--- DATA SHOWN ---
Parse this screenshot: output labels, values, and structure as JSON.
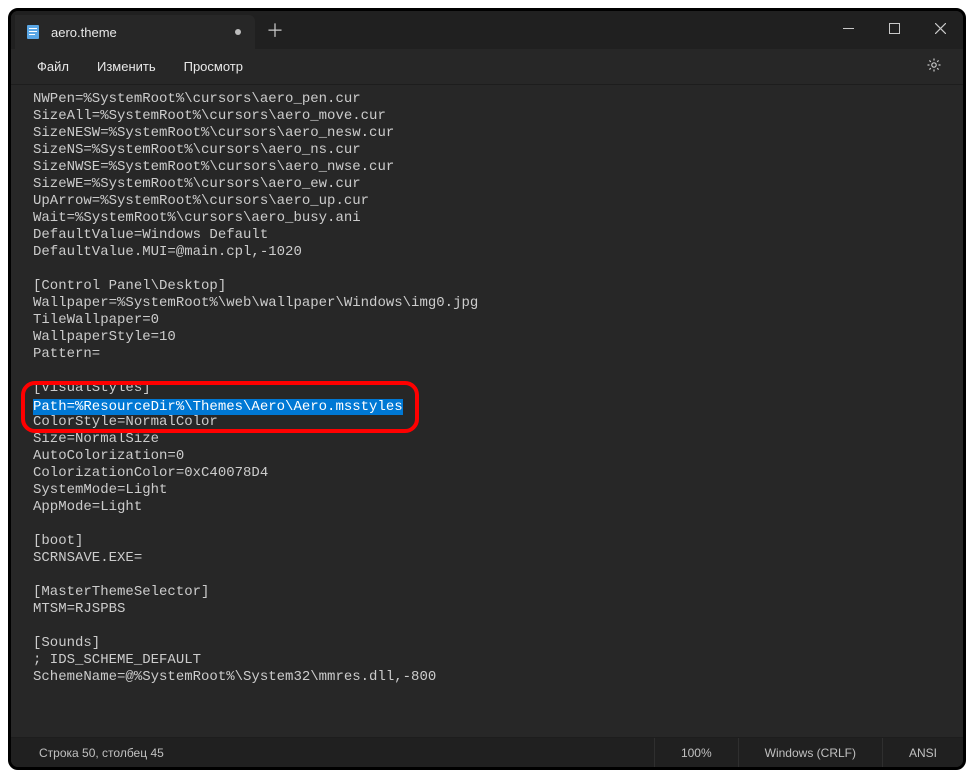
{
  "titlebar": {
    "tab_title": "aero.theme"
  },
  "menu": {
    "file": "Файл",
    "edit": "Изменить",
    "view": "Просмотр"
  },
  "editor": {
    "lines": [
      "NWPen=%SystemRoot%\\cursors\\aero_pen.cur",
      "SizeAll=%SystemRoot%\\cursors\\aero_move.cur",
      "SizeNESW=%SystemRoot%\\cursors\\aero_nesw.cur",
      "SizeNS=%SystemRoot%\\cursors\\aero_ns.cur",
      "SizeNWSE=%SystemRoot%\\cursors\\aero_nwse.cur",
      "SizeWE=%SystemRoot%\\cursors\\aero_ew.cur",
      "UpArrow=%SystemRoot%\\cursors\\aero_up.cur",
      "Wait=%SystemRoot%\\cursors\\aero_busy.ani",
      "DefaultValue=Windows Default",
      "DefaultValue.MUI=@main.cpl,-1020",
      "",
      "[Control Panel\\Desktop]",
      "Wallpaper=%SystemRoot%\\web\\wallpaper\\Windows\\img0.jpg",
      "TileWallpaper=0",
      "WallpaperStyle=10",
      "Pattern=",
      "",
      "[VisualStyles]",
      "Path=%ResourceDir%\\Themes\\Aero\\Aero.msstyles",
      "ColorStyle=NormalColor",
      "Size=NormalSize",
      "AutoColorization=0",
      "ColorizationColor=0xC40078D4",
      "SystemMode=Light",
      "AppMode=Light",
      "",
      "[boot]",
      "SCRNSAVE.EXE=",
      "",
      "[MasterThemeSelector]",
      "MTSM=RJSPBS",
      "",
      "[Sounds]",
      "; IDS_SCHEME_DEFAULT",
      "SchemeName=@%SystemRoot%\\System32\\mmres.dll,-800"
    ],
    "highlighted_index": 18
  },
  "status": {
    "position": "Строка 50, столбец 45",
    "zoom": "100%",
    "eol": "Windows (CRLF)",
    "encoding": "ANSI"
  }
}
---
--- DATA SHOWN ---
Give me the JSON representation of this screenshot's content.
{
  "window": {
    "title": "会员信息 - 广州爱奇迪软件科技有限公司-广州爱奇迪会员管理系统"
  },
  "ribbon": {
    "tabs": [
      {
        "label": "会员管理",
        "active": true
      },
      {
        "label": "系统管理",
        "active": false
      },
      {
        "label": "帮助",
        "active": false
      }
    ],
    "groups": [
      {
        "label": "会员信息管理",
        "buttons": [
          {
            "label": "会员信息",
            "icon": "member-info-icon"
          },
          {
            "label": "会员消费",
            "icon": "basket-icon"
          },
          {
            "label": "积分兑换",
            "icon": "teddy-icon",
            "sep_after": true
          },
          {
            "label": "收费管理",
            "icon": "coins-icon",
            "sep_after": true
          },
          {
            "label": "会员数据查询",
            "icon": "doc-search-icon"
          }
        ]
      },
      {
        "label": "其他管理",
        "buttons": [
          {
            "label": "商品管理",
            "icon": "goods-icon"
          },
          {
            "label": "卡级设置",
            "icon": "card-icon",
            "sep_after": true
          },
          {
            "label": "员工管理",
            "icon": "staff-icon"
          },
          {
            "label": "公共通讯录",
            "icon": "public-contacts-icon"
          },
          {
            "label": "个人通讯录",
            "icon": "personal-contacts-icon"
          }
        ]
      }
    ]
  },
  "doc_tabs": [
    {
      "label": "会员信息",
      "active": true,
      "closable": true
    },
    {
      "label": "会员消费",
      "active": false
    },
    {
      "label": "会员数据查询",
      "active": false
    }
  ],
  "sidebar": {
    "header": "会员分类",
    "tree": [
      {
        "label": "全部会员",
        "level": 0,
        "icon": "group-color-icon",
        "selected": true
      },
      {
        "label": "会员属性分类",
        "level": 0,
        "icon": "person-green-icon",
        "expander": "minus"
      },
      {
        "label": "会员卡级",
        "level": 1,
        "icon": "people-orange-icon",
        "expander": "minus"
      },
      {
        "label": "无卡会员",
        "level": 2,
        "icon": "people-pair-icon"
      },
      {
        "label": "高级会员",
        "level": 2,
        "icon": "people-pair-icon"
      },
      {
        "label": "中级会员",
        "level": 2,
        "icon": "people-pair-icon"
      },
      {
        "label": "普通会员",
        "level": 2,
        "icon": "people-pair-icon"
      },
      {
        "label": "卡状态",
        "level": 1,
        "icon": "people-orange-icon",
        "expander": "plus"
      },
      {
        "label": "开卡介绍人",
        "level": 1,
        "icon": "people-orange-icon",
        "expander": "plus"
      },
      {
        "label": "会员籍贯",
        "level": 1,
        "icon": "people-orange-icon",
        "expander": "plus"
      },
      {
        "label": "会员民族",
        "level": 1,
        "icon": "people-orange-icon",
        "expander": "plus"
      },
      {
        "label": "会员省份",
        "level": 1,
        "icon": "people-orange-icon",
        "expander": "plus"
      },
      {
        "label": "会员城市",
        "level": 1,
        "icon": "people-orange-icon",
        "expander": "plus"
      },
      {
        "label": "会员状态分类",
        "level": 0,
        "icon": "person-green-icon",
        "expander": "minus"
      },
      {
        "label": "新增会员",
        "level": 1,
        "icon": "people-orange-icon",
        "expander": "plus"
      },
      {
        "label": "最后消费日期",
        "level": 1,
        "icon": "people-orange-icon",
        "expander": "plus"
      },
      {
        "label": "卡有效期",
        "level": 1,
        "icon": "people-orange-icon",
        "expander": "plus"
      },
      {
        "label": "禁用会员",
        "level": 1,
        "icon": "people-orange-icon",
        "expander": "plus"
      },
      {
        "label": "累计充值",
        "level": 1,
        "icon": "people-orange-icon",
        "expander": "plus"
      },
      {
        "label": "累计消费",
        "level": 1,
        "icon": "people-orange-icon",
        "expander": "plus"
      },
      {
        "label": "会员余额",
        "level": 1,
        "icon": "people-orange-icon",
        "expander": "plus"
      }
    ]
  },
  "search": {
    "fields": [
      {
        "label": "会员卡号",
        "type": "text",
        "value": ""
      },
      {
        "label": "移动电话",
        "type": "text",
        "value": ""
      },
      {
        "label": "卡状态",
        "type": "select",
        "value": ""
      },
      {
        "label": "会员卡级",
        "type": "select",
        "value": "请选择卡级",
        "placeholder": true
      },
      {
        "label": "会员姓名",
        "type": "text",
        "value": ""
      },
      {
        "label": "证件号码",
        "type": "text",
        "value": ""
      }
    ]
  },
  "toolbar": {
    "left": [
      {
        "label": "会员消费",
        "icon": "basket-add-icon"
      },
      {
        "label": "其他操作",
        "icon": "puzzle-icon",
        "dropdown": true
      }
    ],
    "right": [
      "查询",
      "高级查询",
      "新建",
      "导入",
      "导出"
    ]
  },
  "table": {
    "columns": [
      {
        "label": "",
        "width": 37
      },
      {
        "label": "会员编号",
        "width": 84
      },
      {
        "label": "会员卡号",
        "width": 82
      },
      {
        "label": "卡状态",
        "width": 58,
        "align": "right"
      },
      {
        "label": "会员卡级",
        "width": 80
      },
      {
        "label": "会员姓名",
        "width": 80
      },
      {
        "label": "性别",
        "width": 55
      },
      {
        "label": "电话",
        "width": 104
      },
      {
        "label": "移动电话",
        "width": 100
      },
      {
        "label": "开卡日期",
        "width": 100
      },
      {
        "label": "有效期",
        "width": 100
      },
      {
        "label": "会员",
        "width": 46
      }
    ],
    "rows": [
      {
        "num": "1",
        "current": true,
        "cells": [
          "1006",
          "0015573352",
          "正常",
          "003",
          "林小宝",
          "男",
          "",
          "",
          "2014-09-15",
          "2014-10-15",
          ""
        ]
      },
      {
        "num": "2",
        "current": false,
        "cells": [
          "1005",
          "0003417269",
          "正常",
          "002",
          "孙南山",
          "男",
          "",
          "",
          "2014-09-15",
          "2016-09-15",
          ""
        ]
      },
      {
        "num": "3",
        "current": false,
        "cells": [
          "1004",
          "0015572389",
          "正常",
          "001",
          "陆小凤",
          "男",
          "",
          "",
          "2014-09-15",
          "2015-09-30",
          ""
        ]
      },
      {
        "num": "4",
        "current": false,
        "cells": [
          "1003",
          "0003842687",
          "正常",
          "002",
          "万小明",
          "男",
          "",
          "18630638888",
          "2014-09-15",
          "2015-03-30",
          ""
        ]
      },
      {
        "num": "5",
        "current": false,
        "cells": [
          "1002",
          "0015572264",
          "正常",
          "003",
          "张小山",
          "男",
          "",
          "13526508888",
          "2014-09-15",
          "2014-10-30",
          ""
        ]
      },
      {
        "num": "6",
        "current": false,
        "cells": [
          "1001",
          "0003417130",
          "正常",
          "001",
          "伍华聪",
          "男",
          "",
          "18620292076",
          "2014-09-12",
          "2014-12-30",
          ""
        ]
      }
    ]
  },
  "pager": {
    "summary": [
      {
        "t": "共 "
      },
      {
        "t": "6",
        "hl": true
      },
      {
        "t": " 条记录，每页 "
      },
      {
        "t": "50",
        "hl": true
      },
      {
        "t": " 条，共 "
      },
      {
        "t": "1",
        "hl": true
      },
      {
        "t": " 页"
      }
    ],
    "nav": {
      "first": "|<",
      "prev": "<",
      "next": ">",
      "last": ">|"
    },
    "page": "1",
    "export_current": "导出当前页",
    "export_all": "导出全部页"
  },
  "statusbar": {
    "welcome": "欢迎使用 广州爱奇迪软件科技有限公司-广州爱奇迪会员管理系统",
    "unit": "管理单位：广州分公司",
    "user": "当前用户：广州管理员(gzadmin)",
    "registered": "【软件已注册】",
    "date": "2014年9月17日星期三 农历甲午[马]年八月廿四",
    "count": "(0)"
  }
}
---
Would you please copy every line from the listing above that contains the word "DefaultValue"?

**RESPONSE FOR THIS EXERCISE:**
      "DefaultValue=Windows Default",
      "DefaultValue.MUI=@main.cpl,-1020",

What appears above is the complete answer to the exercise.